Bahea seems to be happy with her new home and she’s starting to know me, or at least that I always have treats in my left pocket. I’m really starting to like Bahea. At 17 she is old enough to be settled, but chestnut mare enough to have an opinion. The first two times I rode her she tried spooking in a couple of different spots. Her methodology seems to be to stop dead and then shift quickly into reverse. However, it only takes mild encouragement for her to go forward, and I’ve found that she gives up quickly when she realizes it is not successful. Thus I really think the spooking is a test and once deemed worthy (or at least knowing what to do in case of rapidly backing horse) she will quietly accept you as the rider and one in charge.
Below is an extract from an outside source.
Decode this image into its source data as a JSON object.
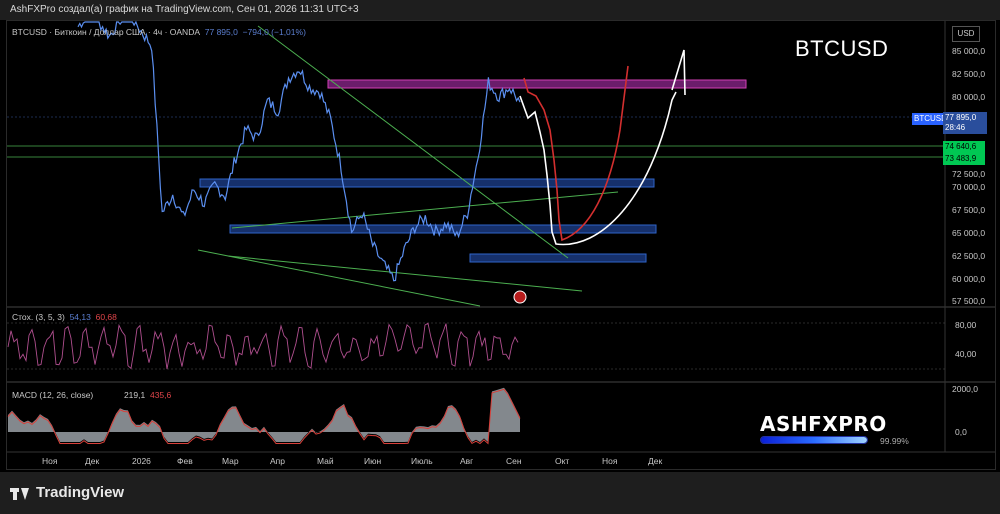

Because it’s been years since she’s been in regular work I’m keeping things short and simple. We’re doing large figures and transitions at walk and trot on a light contact. Initially Bahea traveled with her head up and back tight but she quickly is offering to stretch out and down which is wonderful. That’s really all I want her to do right now. She has no topline muscle and quite the hay belly so doing this slow stretching work is a wonderful place to begin. She’s less fussy with her head since having her teeth done (duh) and quite amicable about being ridden. I have learned that she is a face scratcher. When we halt she really wants to rub her face on her right leg (and so far only the right leg). Other than that she is very polite.

While I was told she was an alpha mare with other horses, she has yet to work her way into the herd. She seems to still be biding her time. She stays on the outskirts of the other four, but when those girls move across the pasture and go by her, Bahea follows along, making it think it was their idea to include her. Smart girl. She is going to be a treasure for someone.